  • Insider lists are helpful for the issuers themselves, to manage the flows and confidentiality of inside information

ESMA’s conclusion is that insider lists are “critical” to regulators in conducting and completing investigations, and is therefore a key tool for preventing and dealing with market abuse.

So, insider lists aren’t going anywhere. Regulators clearly see a use for them in preventing and investigating market abuse, and that’s the official recommendation heading back from ESMA to the European Parliament and the European Council via this consultation paper. But ESMA does acknowledge that maintaining insider lists as now stipulated can be burdensome to issuers, so ESMA70-156-1459 does offer issuers some possible solutions for alleviating that burden.

One idea is, the issuer shouldn’t have to “keep the entire list of persons having access to inside information, but just one contact person for each external service provider having access to inside information.” Shifting some of the responsibility for maintaining these complex, crisscrossing lists to firms’ third-party vendors would certainly help in reducing the insider-list burden. There’s no guarantee, of course, this recommendation will be officially adopted, and it’s still just a partial solution. But one thing you can do sooner rather than later to reduce the burden of maintaining insider lists is to enlist technology and automation into your processes.

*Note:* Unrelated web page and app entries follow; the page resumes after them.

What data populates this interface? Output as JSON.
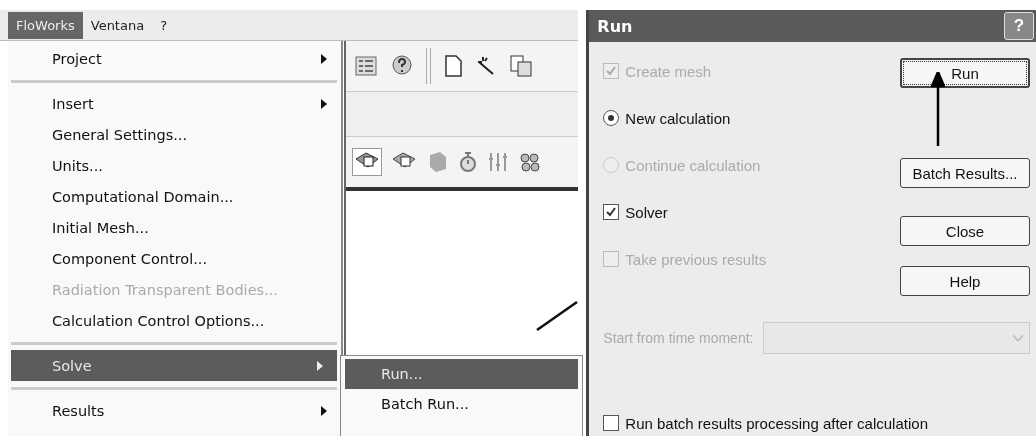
{
  "menubar": [
    {
      "label": "FloWorks",
      "selected": true
    },
    {
      "label": "Ventana",
      "selected": false
    },
    {
      "label": "?",
      "selected": false
    }
  ],
  "menu": {
    "items": [
      {
        "kind": "item",
        "label": "Project",
        "submenu": true,
        "disabled": false,
        "selected": false
      },
      {
        "kind": "separator"
      },
      {
        "kind": "item",
        "label": "Insert",
        "submenu": true,
        "disabled": false,
        "selected": false
      },
      {
        "kind": "item",
        "label": "General Settings...",
        "submenu": false,
        "disabled": false,
        "selected": false
      },
      {
        "kind": "item",
        "label": "Units...",
        "submenu": false,
        "disabled": false,
        "selected": false
      },
      {
        "kind": "item",
        "label": "Computational Domain...",
        "submenu": false,
        "disabled": false,
        "selected": false
      },
      {
        "kind": "item",
        "label": "Initial Mesh...",
        "submenu": false,
        "disabled": false,
        "selected": false
      },
      {
        "kind": "item",
        "label": "Component Control...",
        "submenu": false,
        "disabled": false,
        "selected": false
      },
      {
        "kind": "item",
        "label": "Radiation Transparent Bodies...",
        "submenu": false,
        "disabled": true,
        "selected": false
      },
      {
        "kind": "item",
        "label": "Calculation Control Options...",
        "submenu": false,
        "disabled": false,
        "selected": false
      },
      {
        "kind": "separator"
      },
      {
        "kind": "item",
        "label": "Solve",
        "submenu": true,
        "disabled": false,
        "selected": true
      },
      {
        "kind": "separator"
      },
      {
        "kind": "item",
        "label": "Results",
        "submenu": true,
        "disabled": false,
        "selected": false
      }
    ]
  },
  "submenu": {
    "items": [
      {
        "label": "Run...",
        "selected": true
      },
      {
        "label": "Batch Run...",
        "selected": false
      }
    ]
  },
  "dialog": {
    "title": "Run",
    "help_button": "?",
    "options": [
      {
        "kind": "checkbox",
        "label": "Create mesh",
        "checked": true,
        "disabled": true
      },
      {
        "kind": "radio",
        "label": "New calculation",
        "checked": true,
        "disabled": false
      },
      {
        "kind": "radio",
        "label": "Continue calculation",
        "checked": false,
        "disabled": true
      },
      {
        "kind": "checkbox",
        "label": "Solver",
        "checked": true,
        "disabled": false
      },
      {
        "kind": "checkbox",
        "label": "Take previous results",
        "checked": false,
        "disabled": true
      }
    ],
    "buttons": [
      {
        "label": "Run",
        "focused": true
      },
      {
        "label": "Batch Results...",
        "focused": false
      },
      {
        "label": "Close",
        "focused": false
      },
      {
        "label": "Help",
        "focused": false
      }
    ],
    "start_time": {
      "label": "Start from time moment:",
      "disabled": true
    },
    "batch_option": {
      "label": "Run batch results processing after calculation",
      "checked": false
    }
  }
}
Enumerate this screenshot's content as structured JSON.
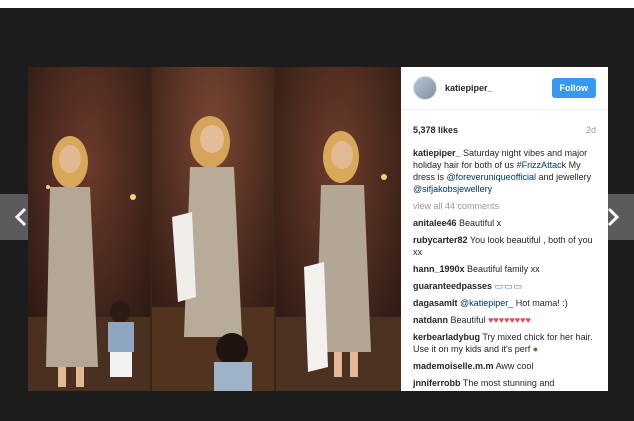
{
  "post": {
    "username": "katiepiper_",
    "follow_label": "Follow",
    "likes": "5,378 likes",
    "age": "2d",
    "caption": {
      "user": "katiepiper_",
      "text_a": "Saturday night vibes and major holiday hair for both of us ",
      "hashtag": "#FrizzAttack",
      "text_b": " My dress is ",
      "mention1": "@foreveruniqueofficial",
      "text_c": " and jewellery ",
      "mention2": "@sifjakobsjewellery"
    },
    "view_all": "view all 44 comments"
  },
  "comments": [
    {
      "user": "anitalee46",
      "text": "Beautiful x"
    },
    {
      "user": "rubycarter82",
      "text": "You look beautiful , both of you xx"
    },
    {
      "user": "hann_1990x",
      "text": "Beautiful family",
      "suffix": " xx"
    },
    {
      "user": "guaranteedpasses",
      "text": ""
    },
    {
      "user": "dagasamlt",
      "mention": "@katiepiper_",
      "text": " Hot mama! :)"
    },
    {
      "user": "natdann",
      "text": "Beautiful"
    },
    {
      "user": "kerbearladybug",
      "text": "Try mixed chick for her hair. Use it on my kids and it's perf"
    },
    {
      "user": "mademoiselle.m.m",
      "text": "Aww cool"
    },
    {
      "user": "jnniferrobb",
      "text": "The most stunning and inspirational person ever"
    }
  ],
  "icons": {
    "prev": "chevron-left-icon",
    "next": "chevron-right-icon"
  },
  "colors": {
    "backdrop": "#1c1c1d",
    "follow": "#3897f0",
    "link": "#003569",
    "heart": "#ed4956"
  }
}
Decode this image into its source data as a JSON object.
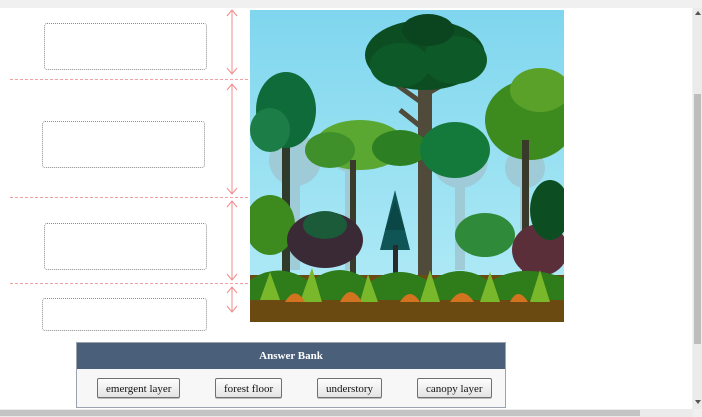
{
  "answer_bank": {
    "title": "Answer Bank",
    "items": [
      "emergent layer",
      "forest floor",
      "understory",
      "canopy layer"
    ]
  },
  "drop_zones": [
    "",
    "",
    "",
    ""
  ],
  "image": {
    "subject": "rainforest-layers-illustration"
  }
}
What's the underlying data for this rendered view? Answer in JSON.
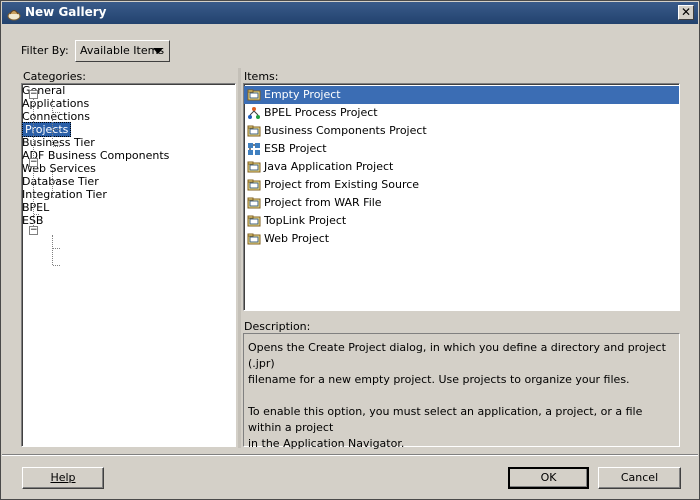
{
  "window": {
    "title": "New Gallery",
    "close_label": "✕"
  },
  "filter": {
    "label": "Filter By:",
    "value": "Available Items"
  },
  "categories": {
    "header": "Categories:",
    "nodes": [
      {
        "label": "General",
        "level": 0,
        "expander": "−"
      },
      {
        "label": "Applications",
        "level": 1
      },
      {
        "label": "Connections",
        "level": 1
      },
      {
        "label": "Projects",
        "level": 1,
        "selected": true
      },
      {
        "label": "Business Tier",
        "level": 0,
        "expander": "−"
      },
      {
        "label": "ADF Business Components",
        "level": 1
      },
      {
        "label": "Web Services",
        "level": 1
      },
      {
        "label": "Database Tier",
        "level": 0
      },
      {
        "label": "Integration Tier",
        "level": 0,
        "expander": "−"
      },
      {
        "label": "BPEL",
        "level": 1
      },
      {
        "label": "ESB",
        "level": 1
      }
    ]
  },
  "items": {
    "header": "Items:",
    "list": [
      {
        "label": "Empty Project",
        "icon": "folder-icon",
        "selected": true
      },
      {
        "label": "BPEL Process Project",
        "icon": "bpel-process-icon"
      },
      {
        "label": "Business Components Project",
        "icon": "folder-icon"
      },
      {
        "label": "ESB Project",
        "icon": "esb-icon"
      },
      {
        "label": "Java Application Project",
        "icon": "folder-icon"
      },
      {
        "label": "Project from Existing Source",
        "icon": "folder-icon"
      },
      {
        "label": "Project from WAR File",
        "icon": "folder-icon"
      },
      {
        "label": "TopLink Project",
        "icon": "folder-icon"
      },
      {
        "label": "Web Project",
        "icon": "folder-icon"
      }
    ]
  },
  "description": {
    "header": "Description:",
    "line1": "Opens the Create Project dialog, in which you define a directory and project (.jpr)",
    "line2": "filename for a new empty project. Use projects to organize your files.",
    "line3": "To enable this option, you must select an application, a project, or a file within a project",
    "line4": "in the Application Navigator."
  },
  "buttons": {
    "help": "Help",
    "ok": "OK",
    "cancel": "Cancel"
  },
  "colors": {
    "title_bar": "#2b4d7e",
    "selection": "#3b6db4",
    "dialog_bg": "#d4d0c8"
  }
}
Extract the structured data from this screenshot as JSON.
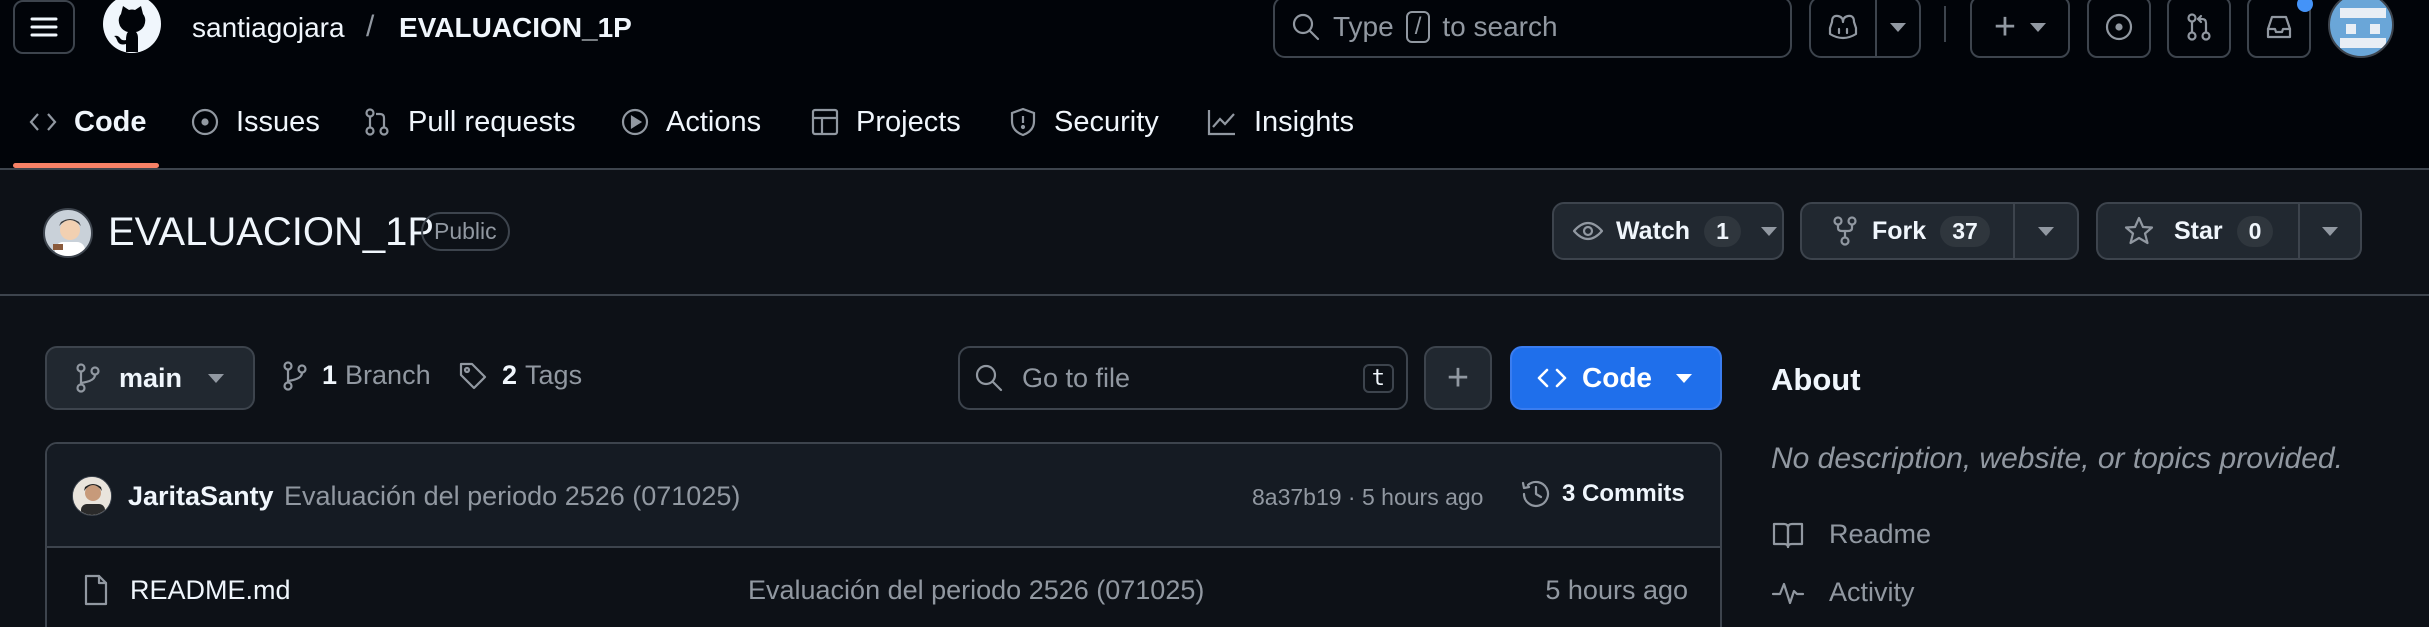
{
  "header": {
    "owner": "santiagojara",
    "separator": "/",
    "repo": "EVALUACION_1P",
    "search_placeholder_pre": "Type",
    "search_key": "/",
    "search_placeholder_post": "to search",
    "add_label": "+"
  },
  "tabs": [
    {
      "label": "Code",
      "icon": "code-icon",
      "selected": true
    },
    {
      "label": "Issues",
      "icon": "issue-icon"
    },
    {
      "label": "Pull requests",
      "icon": "pull-request-icon"
    },
    {
      "label": "Actions",
      "icon": "play-icon"
    },
    {
      "label": "Projects",
      "icon": "table-icon"
    },
    {
      "label": "Security",
      "icon": "shield-icon"
    },
    {
      "label": "Insights",
      "icon": "graph-icon"
    }
  ],
  "repo_header": {
    "name": "EVALUACION_1P",
    "visibility": "Public",
    "watch_label": "Watch",
    "watch_count": "1",
    "fork_label": "Fork",
    "fork_count": "37",
    "star_label": "Star",
    "star_count": "0"
  },
  "toolbar": {
    "branch": "main",
    "branch_count": "1",
    "branch_label": "Branch",
    "tag_count": "2",
    "tag_label": "Tags",
    "goto_placeholder": "Go to file",
    "goto_key": "t",
    "add_label": "+",
    "code_label": "Code"
  },
  "commit": {
    "author": "JaritaSanty",
    "message": "Evaluación del periodo 2526 (071025)",
    "hash_time": "8a37b19 · 5 hours ago",
    "commits_label": "3 Commits"
  },
  "files": [
    {
      "name": "README.md",
      "message": "Evaluación del periodo 2526 (071025)",
      "time": "5 hours ago",
      "icon": "file-icon"
    }
  ],
  "about": {
    "title": "About",
    "description": "No description, website, or topics provided.",
    "links": [
      {
        "label": "Readme",
        "icon": "book-icon"
      },
      {
        "label": "Activity",
        "icon": "pulse-icon"
      }
    ]
  },
  "colors": {
    "accent_blue": "#1f6feb",
    "tab_underline": "#f78166",
    "notification_dot": "#4493f8"
  }
}
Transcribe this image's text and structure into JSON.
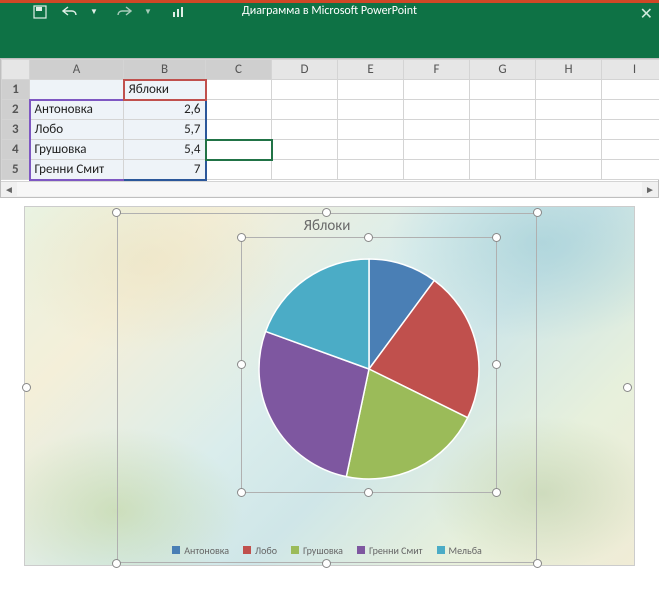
{
  "window": {
    "title": "Диаграмма в Microsoft PowerPoint"
  },
  "columns": [
    "A",
    "B",
    "C",
    "D",
    "E",
    "F",
    "G",
    "H",
    "I"
  ],
  "rows": [
    {
      "n": "1",
      "a": "",
      "b_header": "Яблоки"
    },
    {
      "n": "2",
      "a": "Антоновка",
      "b": "2,6"
    },
    {
      "n": "3",
      "a": "Лобо",
      "b": "5,7"
    },
    {
      "n": "4",
      "a": "Грушовка",
      "b": "5,4"
    },
    {
      "n": "5",
      "a": "Гренни Смит",
      "b": "7"
    }
  ],
  "chart_data": {
    "type": "pie",
    "title": "Яблоки",
    "series": [
      {
        "name": "Антоновка",
        "value": 2.6,
        "color": "#4a7fb5"
      },
      {
        "name": "Лобо",
        "value": 5.7,
        "color": "#c0504d"
      },
      {
        "name": "Грушовка",
        "value": 5.4,
        "color": "#9bbb59"
      },
      {
        "name": "Гренни Смит",
        "value": 7.0,
        "color": "#7e57a0"
      },
      {
        "name": "Мельба",
        "value": 5.0,
        "color": "#4bacc6"
      }
    ]
  },
  "legend_labels": {
    "l0": "Антоновка",
    "l1": "Лобо",
    "l2": "Грушовка",
    "l3": "Гренни Смит",
    "l4": "Мельба"
  },
  "colors": {
    "c0": "#4a7fb5",
    "c1": "#c0504d",
    "c2": "#9bbb59",
    "c3": "#7e57a0",
    "c4": "#4bacc6"
  }
}
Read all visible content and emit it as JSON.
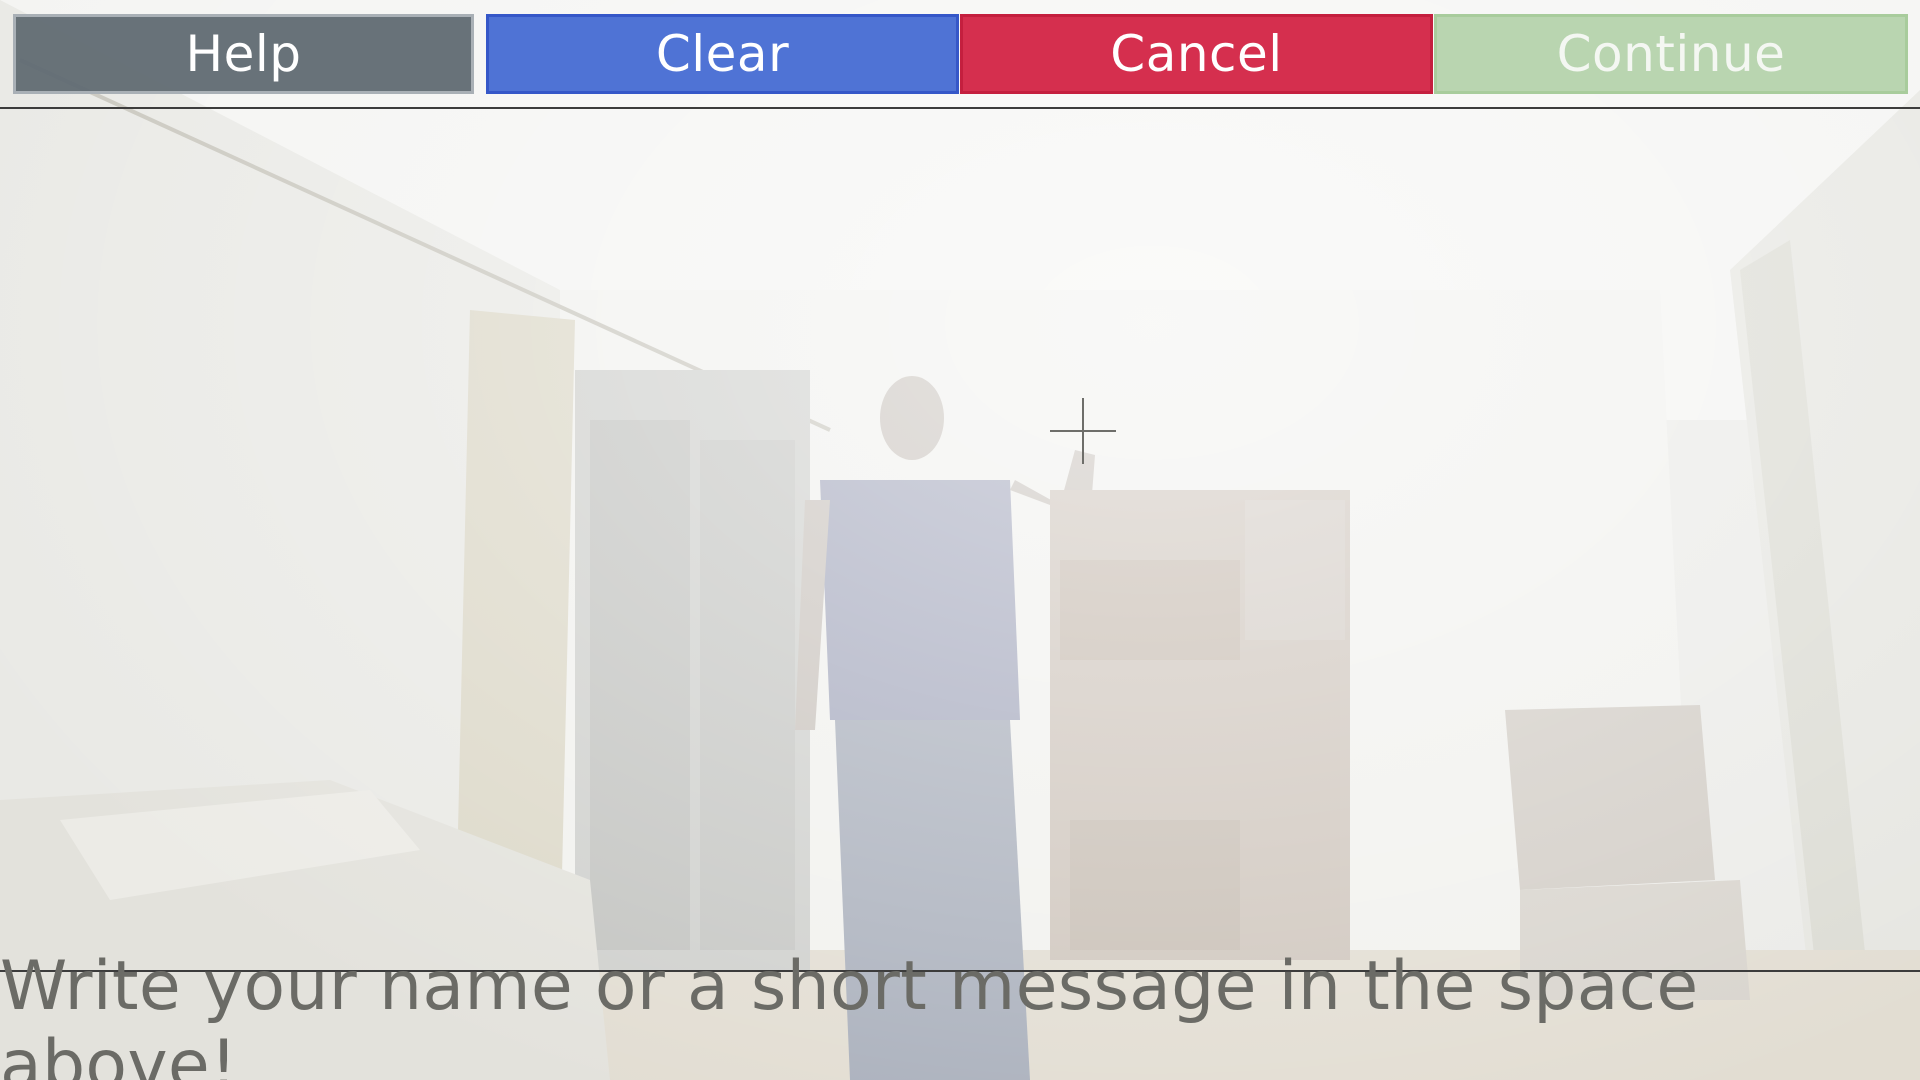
{
  "toolbar": {
    "help_label": "Help",
    "clear_label": "Clear",
    "cancel_label": "Cancel",
    "continue_label": "Continue"
  },
  "colors": {
    "help": "#626c74",
    "clear": "#496ed4",
    "cancel": "#d42848",
    "continue": "#b4d2aa",
    "instruction_text": "#6b6b66"
  },
  "canvas": {
    "cursor_icon": "crosshair-icon"
  },
  "footer": {
    "instruction": "Write your name or a short message in the space above!"
  }
}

Insider lists have been around for decades, at least, managed by means manual, electronic, or a mix of both. This could mean tracking insiders on an Excel spreadsheet, with all the time and tedium keeping that up-to-date entails. Some firms still rely solely on bankers’ memories to help them keep track of who-knows-what and who’s-involved-in-what investment, issuance, or deal. In one sense, while there’s not necessarily manual labor involved in a “system” like this, it’s frighteningly unreliable on many levels. Bankers move around, or retire. The best memories fail. And when it comes time to produce your insider list “as soon as possible” upon request by the regulator, it will be a race against the clock to get something down into an acceptable format.

The costs for not having your insider list maintenance and management system in order are potentially high. Per MAR Article 30, which covers administrative sanctions and administrative measures, infringements of Article 18 could result in:

  • The disgorgement of profits gained or losses avoided due to the infringement
  • The withdrawal or suspension of the authorization of an investment firm
  • The temporary ban of a person discharging managerial responsibilities
  • Firm penalties of at least three times the amount of the profits gained or losses avoided due to the infringement
  • Individual penalties of EUR 500 000 or, in non-euro member states, the corresponding value in the national currency

StarCompliance offers a product that can simplify insider list management—in the process reducing compliance team workload and reducing firm risk. The product is called, appropriately enough, Insider List Management. Insider List Management automates your insider list processes and procedures, centralizing all your relevant, critical data onto a single platform. It gives firms one place to collect, organize, store, and analyze the totality of their insider data.

Insider List Management records any employee involved in any investment, issuance, or deal, including when they come onto the project, what information they’re privy to, and when they leave the project. It also handles all communications with the employees concerned. As such, it’s an invaluable tool for helping you maintain these extensive insider lists, keep them up-to-date, and produce them quickly and completely for whenever the regulator decides to ask.

Insider List Management ticks all the boxes as laid out in MAR Article 18. And when and if those boxes change the software will change along with it. Insider List Management does for this compliance function what Star products like Compliance Control Room and Personal Trading have done for their respective compliance functions—made the previously time-intensive, tedious,  and complex tasks associated with them simpler to perform and easier to accomplish.